Roxanne explains that the alignments came fairly organically, “I would share our story and our mission and be introduced to someone who could advance our effort forward. I think that inside of the Bay Area there is a lot of willingness to back an organization such as ours that supports girls thriving. Studies prove that girls between the ages of 8 and 14 experience a 30% drop in confidence. This can affect their trajectory and hurt their future aspirations.
“These girls are breaking ground on a new path forward for women in business; it’s no wonder that Nasdaq has their backs.”
We are allowing them the unique experience of conquering the fear that comes with launching a business and coming out the other side with a wealth of knowledge. Now, when met with challenges, they will be able to see opportunity and figure out how to meet a certain need or service. This is a pivotal age to learn such a thing, doing so later is much more risky. Right now, they are surrounded by a cushion of support and have access to a vast amount of advice and guidance.”
One example Roxanne shared of a young entrepreneur who met challenges presented prior to a pop-up shop. Roxanne said, “The young lady invested all of her funds into the ingredients to make bath bombs. When she broke her product out of the mold, the bath bomb crumbled into pieces, it wouldn’t hold a form. She had to salvage her product and found a place that sold dissolving envelopes! I’d never heard of such a thing. She persevered, found a solution, developed dissolving bath sachets instead, and her table is now one of the most popular at our events.”
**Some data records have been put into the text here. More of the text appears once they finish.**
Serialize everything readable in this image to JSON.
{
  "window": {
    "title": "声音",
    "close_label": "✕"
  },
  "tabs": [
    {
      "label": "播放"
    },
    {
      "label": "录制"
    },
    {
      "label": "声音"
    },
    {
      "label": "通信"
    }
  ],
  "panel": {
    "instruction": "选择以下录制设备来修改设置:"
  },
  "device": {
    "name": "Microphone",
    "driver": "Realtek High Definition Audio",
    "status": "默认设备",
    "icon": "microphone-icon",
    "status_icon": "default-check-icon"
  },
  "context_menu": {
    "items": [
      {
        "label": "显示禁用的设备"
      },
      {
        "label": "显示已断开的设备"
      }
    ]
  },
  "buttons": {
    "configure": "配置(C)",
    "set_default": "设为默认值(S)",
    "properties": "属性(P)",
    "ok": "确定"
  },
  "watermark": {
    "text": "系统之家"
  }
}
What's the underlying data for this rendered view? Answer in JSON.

The guidance they receive can be crucial to their success, and prior to a pop-up shop, there are a series of workshops to get the girls ready such as Business 101, Getting into a Brick-and-Mortar Store, Branding (Photography and Marketing), and How to Open an Online Store. During the pandemic, the organization partnered with Nasdaq Entrepreneurial Center on a series of workshops including Give Your Business a Social Distancing Makeover, where participants utilized Stanford D. School’s design thinking framework to adapt their business models in response to the pandemic.
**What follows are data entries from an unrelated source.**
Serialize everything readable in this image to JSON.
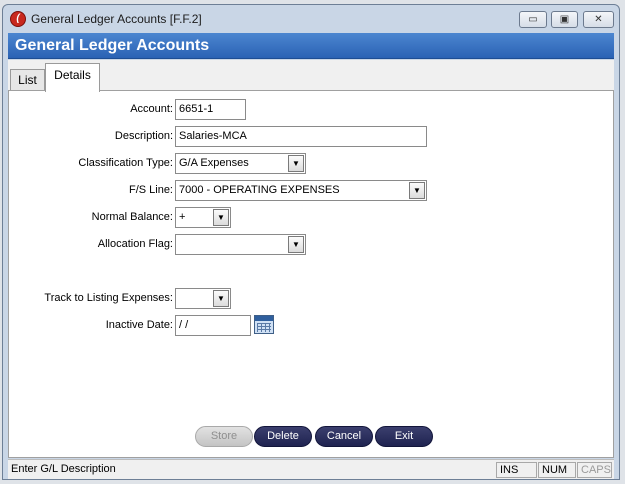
{
  "window": {
    "title": "General Ledger Accounts [F.F.2]",
    "app_icon_glyph": "(",
    "min_glyph": "▭",
    "max_glyph": "▣",
    "close_glyph": "✕"
  },
  "header": {
    "title": "General Ledger Accounts"
  },
  "tabs": [
    {
      "label": "List"
    },
    {
      "label": "Details"
    }
  ],
  "form": {
    "account": {
      "label": "Account:",
      "value": "6651-1"
    },
    "description": {
      "label": "Description:",
      "value": "Salaries-MCA"
    },
    "classification_type": {
      "label": "Classification Type:",
      "value": "G/A Expenses"
    },
    "fs_line": {
      "label": "F/S Line:",
      "value": "7000 - OPERATING EXPENSES"
    },
    "normal_balance": {
      "label": "Normal Balance:",
      "value": "+"
    },
    "allocation_flag": {
      "label": "Allocation Flag:",
      "value": ""
    },
    "track_listing": {
      "label": "Track to Listing Expenses:",
      "value": ""
    },
    "inactive_date": {
      "label": "Inactive Date:",
      "value": " /  /"
    }
  },
  "dropdown_arrow": "▼",
  "buttons": {
    "store": "Store",
    "delete": "Delete",
    "cancel": "Cancel",
    "exit": "Exit"
  },
  "status": {
    "message": "Enter G/L Description",
    "ins": "INS",
    "num": "NUM",
    "caps": "CAPS"
  }
}
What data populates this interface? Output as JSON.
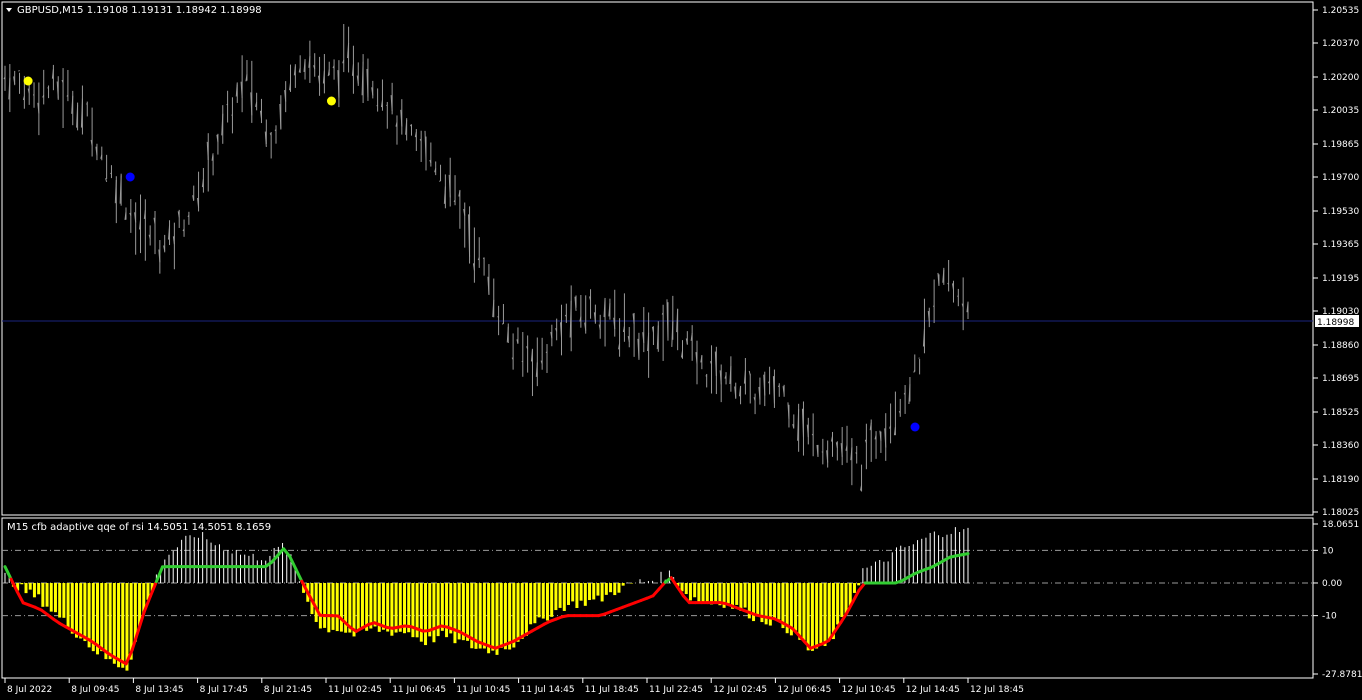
{
  "main_title": "GBPUSD,M15  1.19108 1.19131 1.18942 1.18998",
  "indicator_title": "M15  cfb adaptive qqe of rsi 14.5051 14.5051 8.1659",
  "price_badge": "1.18998",
  "colors": {
    "background": "#000000",
    "grid_border": "#ffffff",
    "candle": "#9a9a9a",
    "up_arrow": "#ffff00",
    "down_arrow": "#0000ff",
    "histogram_positive": "#ffffff",
    "histogram_negative": "#ffff00",
    "line_up": "#32cd32",
    "line_down": "#ff0000"
  },
  "chart_data": [
    {
      "type": "line",
      "title": "GBPUSD,M15",
      "ylim": [
        1.18025,
        1.20535
      ],
      "y_ticks": [
        "1.20535",
        "1.20370",
        "1.20200",
        "1.20035",
        "1.19865",
        "1.19700",
        "1.19530",
        "1.19365",
        "1.19195",
        "1.19030",
        "1.18860",
        "1.18695",
        "1.18525",
        "1.18360",
        "1.18190",
        "1.18025"
      ],
      "x_ticks": [
        "8 Jul 2022",
        "8 Jul 09:45",
        "8 Jul 13:45",
        "8 Jul 17:45",
        "8 Jul 21:45",
        "11 Jul 02:45",
        "11 Jul 06:45",
        "11 Jul 10:45",
        "11 Jul 14:45",
        "11 Jul 18:45",
        "11 Jul 22:45",
        "12 Jul 02:45",
        "12 Jul 06:45",
        "12 Jul 10:45",
        "12 Jul 14:45",
        "12 Jul 18:45"
      ],
      "last_price": 1.18998,
      "close_path": [
        1.202,
        1.2012,
        1.2015,
        1.2002,
        1.197,
        1.1945,
        1.1935,
        1.1955,
        1.199,
        1.202,
        1.199,
        1.2032,
        1.202,
        1.2028,
        1.2015,
        1.199,
        1.198,
        1.1955,
        1.192,
        1.1885,
        1.1878,
        1.19,
        1.1905,
        1.1895,
        1.189,
        1.1897,
        1.1875,
        1.187,
        1.186,
        1.1865,
        1.184,
        1.1835,
        1.1825,
        1.185,
        1.187,
        1.192,
        1.1908
      ],
      "up_signals": [
        1.2018,
        1.2008
      ],
      "down_signals": [
        1.197,
        1.1845
      ]
    },
    {
      "type": "line",
      "title": "cfb adaptive qqe of rsi",
      "ylim": [
        -27.8781,
        18.0651
      ],
      "y_ticks": [
        "18.0651",
        "10",
        "0.00",
        "-10",
        "-27.8781"
      ],
      "line_path": [
        5,
        -6,
        -8,
        -12,
        -15,
        -18,
        -22,
        -25,
        -8,
        5,
        5,
        5,
        5,
        5,
        5,
        5,
        11,
        0,
        -10,
        -10,
        -15,
        -12,
        -14,
        -13,
        -15,
        -13,
        -15,
        -18,
        -20,
        -18,
        -15,
        -12,
        -10,
        -10,
        -10,
        -8,
        -6,
        -4,
        2,
        -6,
        -6,
        -6,
        -8,
        -10,
        -11,
        -14,
        -20,
        -18,
        -10,
        0,
        0,
        0,
        3,
        5,
        8,
        9
      ],
      "histogram_bars": [
        2,
        -2,
        -5,
        -10,
        -15,
        -20,
        -24,
        -26,
        -8,
        7,
        12,
        15,
        12,
        10,
        8,
        8,
        12,
        -2,
        -14,
        -14,
        -16,
        -14,
        -15,
        -15,
        -18,
        -16,
        -18,
        -20,
        -21,
        -19,
        -14,
        -10,
        -7,
        -6,
        -5,
        -2,
        0,
        1,
        3,
        -4,
        -6,
        -6,
        -8,
        -11,
        -12,
        -15,
        -21,
        -19,
        -10,
        4,
        6,
        10,
        12,
        15,
        16,
        16
      ]
    }
  ]
}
With COVID-19 restrictions in place, the girls had to pivot with the rest of the world. After setting up their own Etsy shop, the Girls Crushing It website hosted a virtual pop up with overviews of each of the girl’s products and links that directed buyers for purchasing. “Over 2,000 shoppers came to the website and shopped! It has been a dark time and we weren’t sure if anyone would be interested, but after that experience, the girls all shared that they were 100% more comfortable operating their own business. That’s what this is all about,” says Roxanne.
Their initial footprints were laid in the Lamorinda area, but their next venture is leading them here, to the East Contra Costa area. “Our intention is to roll this program out into many different areas, but we want to initially be within a radius where we can support new participants face-to-face. This will be a unique structure, but all chapters will stay within the curriculum that we currently work with. We are hoping to hire a mom whose daughter is involved, to be an administrator. This will be a paid opportunity, providing some financial freedom for the mother as she lends support to her daughter.” The new Girls Crushing It chapter will be comprised of about 30 girls. Those girls will be embarking on an exciting trail, leading them into new territory. Entrepreneur is a remarkable title for anyone under the age of 18 to hold! These girls are breaking ground on a new path forward for women in business; it’s no wonder that Nasdaq has their backs. One day soon, they may be ringing a bell on Wall Street.